This tutorial will teach you how to perform a Periodic Energy Decomposition Analysis (PEDA) for periodic systems with BAND.
Set up the system - CO@MgO(100) (√2×√2)-R45°¶
Start AMSinput in a clean directory and switch to Band:
Mg 0.59538358 0.59538226 0.20750000 Mg 2.08384335 -0.89307752 -1.89750000 Mg -2.38153597 0.59538226 0.20750000 Mg -0.89307620 -0.89307752 -1.89750000 O 2.08384335 -0.89307752 0.20750000 O -0.89307620 -0.89307752 0.20750000 O 0.59538358 0.59538226 -1.89750000 O -2.38153597 0.59538226 -1.89750000 O 0.59538553 0.59539200 3.95250000 C 0.59538493 0.59538903 2.80750000 VEC1 2.97691955 -2.97691955 0.00000000 VEC2 2.97691955 2.97691955 0.00000000
Set up the PEDA calculation¶
To run the PEDA for the adsorption of CO on MgO, you have to define the fragments. Therefore switch to Regions menu.
We now enable the PEDA calculation:
Go back to the main panel set some calculation options for BAND:
Run the calculation check the results¶
Now you can save and run the calculation:
After the calculations of the fragments and the PEDA finished you can look for the PEDA results. Open the “Output” using the SCM dropdown menu:
You can jump to the ‘PEDA Energy Terms’ via the corresponding button in the ‘Properties’ drop-down menu.
In addition to these energy terms the summed preparation energies of the fragments and the (negative) bond dissociation energy are usually given. Therefore you have to calculate the energy difference between the electronically and structurally relaxed fragments (which can be accessed by a geometry optimization of the separated fragments) and the promoted fragments (which are already calculated and used for the PEDA). Adding this energy difference, which is equal to the preparation energy, to the interaction energy will give you the negative bond dissociation energy.
Plot the deformation density with respect to the fragments¶
Fire up amsview
and select add -> Isosurface: With Phase. At the bottom you can now open the selector, and this shows an extra item “Fragment related densities”. Select “Deformation density w.r.t. sum-of-fragments”. You should see
Make sure that you select the view along the x-axis and change the isovalue from 0.03 to 0.001. As you can see, more is happening on the CO than on the MgO surface.

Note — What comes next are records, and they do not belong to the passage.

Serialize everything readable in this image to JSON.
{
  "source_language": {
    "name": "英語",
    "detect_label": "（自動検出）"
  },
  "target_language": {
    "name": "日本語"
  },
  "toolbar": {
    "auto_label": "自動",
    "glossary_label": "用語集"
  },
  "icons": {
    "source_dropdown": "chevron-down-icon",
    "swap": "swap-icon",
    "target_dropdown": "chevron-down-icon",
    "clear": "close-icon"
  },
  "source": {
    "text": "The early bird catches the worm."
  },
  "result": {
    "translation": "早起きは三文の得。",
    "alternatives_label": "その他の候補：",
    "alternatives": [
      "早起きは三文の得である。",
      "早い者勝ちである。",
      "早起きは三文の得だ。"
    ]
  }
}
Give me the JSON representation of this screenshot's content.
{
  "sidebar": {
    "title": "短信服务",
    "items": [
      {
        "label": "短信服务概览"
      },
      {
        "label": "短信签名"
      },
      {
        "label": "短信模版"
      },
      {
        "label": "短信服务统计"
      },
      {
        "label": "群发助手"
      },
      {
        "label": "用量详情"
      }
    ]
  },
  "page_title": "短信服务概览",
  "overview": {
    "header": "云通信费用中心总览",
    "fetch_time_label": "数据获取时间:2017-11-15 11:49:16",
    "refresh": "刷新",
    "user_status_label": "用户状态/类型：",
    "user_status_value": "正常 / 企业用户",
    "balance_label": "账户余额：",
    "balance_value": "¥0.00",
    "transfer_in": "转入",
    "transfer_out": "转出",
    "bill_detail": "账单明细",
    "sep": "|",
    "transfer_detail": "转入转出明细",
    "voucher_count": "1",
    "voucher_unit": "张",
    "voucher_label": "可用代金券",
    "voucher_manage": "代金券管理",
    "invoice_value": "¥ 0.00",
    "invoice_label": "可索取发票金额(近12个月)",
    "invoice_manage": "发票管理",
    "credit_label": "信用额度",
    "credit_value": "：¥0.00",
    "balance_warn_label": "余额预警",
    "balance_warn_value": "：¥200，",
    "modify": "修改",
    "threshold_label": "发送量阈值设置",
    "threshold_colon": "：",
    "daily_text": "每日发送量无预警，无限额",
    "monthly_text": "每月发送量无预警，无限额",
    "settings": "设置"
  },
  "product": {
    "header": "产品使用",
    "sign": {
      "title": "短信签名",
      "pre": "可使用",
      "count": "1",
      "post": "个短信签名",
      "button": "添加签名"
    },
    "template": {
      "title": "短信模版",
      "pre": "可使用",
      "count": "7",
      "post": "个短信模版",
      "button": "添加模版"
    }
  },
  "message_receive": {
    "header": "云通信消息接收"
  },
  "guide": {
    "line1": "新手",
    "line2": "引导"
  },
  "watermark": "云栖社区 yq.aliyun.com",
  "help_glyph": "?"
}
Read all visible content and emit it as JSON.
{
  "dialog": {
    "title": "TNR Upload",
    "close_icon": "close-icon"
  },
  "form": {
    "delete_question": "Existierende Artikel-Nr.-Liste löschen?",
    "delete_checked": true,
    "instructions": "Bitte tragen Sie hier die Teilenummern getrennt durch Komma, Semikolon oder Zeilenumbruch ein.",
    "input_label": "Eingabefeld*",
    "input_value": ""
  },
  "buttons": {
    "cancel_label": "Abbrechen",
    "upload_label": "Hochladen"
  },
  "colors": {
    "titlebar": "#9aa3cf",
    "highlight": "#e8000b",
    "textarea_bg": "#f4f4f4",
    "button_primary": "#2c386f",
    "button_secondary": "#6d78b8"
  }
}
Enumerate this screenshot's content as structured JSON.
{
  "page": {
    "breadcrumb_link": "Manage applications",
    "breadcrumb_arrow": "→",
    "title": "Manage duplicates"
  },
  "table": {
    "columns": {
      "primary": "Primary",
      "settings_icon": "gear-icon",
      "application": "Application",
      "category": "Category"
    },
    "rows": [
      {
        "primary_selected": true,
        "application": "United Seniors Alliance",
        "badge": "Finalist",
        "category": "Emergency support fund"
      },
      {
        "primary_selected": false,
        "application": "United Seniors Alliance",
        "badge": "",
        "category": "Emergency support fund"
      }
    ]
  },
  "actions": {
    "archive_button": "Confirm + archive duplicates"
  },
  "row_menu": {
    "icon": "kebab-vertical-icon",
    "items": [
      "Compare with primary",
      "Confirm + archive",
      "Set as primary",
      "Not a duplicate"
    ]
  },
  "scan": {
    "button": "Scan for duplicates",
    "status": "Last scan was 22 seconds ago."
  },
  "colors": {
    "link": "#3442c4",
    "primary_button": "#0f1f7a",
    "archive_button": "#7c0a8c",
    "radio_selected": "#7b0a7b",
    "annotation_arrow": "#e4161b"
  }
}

You can also visualize the same, but obtained with via the fitted density. This is faster, but is an approximation. In this case they look pretty much the same.